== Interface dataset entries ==
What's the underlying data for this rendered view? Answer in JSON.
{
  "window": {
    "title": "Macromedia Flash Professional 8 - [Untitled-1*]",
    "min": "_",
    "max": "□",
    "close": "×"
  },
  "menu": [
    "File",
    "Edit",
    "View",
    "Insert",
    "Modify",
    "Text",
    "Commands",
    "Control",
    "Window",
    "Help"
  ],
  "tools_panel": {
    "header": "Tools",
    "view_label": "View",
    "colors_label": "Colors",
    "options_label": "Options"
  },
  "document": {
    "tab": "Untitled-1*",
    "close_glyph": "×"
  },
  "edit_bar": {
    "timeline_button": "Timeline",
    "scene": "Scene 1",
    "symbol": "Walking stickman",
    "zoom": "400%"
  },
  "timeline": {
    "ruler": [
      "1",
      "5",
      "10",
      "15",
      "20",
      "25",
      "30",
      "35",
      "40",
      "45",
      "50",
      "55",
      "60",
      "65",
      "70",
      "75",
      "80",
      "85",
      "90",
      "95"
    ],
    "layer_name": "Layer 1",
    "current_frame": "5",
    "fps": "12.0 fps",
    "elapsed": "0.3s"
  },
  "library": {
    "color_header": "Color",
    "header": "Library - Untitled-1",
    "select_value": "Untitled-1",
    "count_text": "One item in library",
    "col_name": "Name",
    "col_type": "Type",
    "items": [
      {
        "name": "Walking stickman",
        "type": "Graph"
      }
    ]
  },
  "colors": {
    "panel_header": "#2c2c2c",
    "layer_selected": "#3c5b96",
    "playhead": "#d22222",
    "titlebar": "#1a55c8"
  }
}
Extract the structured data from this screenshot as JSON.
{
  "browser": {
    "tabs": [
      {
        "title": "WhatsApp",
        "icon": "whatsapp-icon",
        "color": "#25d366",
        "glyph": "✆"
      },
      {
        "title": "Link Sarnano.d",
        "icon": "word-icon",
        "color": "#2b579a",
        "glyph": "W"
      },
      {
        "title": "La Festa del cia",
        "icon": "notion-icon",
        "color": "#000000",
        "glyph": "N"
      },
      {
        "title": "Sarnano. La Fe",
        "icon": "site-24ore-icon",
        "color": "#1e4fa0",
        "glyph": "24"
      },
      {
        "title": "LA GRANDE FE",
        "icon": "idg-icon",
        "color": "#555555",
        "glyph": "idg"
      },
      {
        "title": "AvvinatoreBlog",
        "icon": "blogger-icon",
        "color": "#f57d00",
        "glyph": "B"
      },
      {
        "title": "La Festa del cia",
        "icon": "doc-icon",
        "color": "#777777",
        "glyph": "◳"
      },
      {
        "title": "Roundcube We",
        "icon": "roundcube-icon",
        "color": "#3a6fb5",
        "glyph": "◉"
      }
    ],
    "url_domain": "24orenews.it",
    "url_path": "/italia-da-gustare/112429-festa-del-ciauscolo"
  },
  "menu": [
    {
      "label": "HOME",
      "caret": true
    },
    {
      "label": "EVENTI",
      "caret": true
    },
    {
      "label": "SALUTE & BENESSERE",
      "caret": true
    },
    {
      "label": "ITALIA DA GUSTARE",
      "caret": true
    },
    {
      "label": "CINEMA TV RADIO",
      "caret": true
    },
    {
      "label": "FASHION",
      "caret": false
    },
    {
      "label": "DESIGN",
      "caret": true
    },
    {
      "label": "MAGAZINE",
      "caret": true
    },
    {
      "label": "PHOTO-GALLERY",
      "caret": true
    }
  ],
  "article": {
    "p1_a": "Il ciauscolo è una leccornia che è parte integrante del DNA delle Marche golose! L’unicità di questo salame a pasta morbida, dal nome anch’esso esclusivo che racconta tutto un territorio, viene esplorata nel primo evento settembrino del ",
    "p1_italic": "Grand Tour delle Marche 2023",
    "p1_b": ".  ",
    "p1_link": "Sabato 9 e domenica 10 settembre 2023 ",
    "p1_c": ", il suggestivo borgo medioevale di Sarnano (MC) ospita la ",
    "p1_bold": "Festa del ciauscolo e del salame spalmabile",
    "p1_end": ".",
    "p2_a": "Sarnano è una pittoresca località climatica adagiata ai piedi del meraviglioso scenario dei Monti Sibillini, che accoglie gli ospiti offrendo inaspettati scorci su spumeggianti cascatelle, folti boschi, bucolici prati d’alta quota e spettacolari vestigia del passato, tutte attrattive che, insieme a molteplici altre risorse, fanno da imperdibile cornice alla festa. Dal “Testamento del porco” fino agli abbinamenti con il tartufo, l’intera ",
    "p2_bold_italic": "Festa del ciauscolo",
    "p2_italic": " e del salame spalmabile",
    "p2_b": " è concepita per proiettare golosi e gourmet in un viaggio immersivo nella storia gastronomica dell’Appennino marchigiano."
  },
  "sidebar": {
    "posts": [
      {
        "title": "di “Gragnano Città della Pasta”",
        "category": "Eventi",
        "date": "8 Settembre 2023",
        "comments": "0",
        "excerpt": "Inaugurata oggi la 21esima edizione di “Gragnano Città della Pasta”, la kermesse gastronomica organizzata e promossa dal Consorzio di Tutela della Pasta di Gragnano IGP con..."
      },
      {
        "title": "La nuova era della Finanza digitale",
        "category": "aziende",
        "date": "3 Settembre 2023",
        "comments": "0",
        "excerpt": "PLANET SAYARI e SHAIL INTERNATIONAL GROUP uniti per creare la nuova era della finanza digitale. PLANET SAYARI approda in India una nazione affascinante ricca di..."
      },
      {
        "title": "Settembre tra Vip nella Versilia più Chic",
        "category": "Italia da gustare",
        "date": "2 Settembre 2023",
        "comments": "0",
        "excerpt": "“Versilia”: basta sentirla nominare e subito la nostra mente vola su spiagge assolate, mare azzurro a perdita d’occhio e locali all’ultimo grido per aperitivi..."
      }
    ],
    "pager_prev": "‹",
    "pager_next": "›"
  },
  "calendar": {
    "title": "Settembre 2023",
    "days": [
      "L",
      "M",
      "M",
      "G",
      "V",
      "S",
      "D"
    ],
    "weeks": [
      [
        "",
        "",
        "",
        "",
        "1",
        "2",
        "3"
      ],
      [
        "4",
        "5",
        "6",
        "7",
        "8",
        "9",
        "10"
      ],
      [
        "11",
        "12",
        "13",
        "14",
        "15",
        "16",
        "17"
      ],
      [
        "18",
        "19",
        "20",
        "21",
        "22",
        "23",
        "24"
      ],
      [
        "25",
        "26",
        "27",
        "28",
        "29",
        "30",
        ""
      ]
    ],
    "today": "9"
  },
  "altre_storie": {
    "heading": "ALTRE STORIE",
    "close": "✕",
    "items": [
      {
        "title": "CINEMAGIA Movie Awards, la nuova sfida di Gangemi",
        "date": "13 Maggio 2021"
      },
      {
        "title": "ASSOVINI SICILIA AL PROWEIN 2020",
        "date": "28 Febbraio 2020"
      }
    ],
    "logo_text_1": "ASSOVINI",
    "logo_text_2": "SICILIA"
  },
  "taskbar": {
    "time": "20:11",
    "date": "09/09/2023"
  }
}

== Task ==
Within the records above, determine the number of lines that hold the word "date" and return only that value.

== The answer ==
6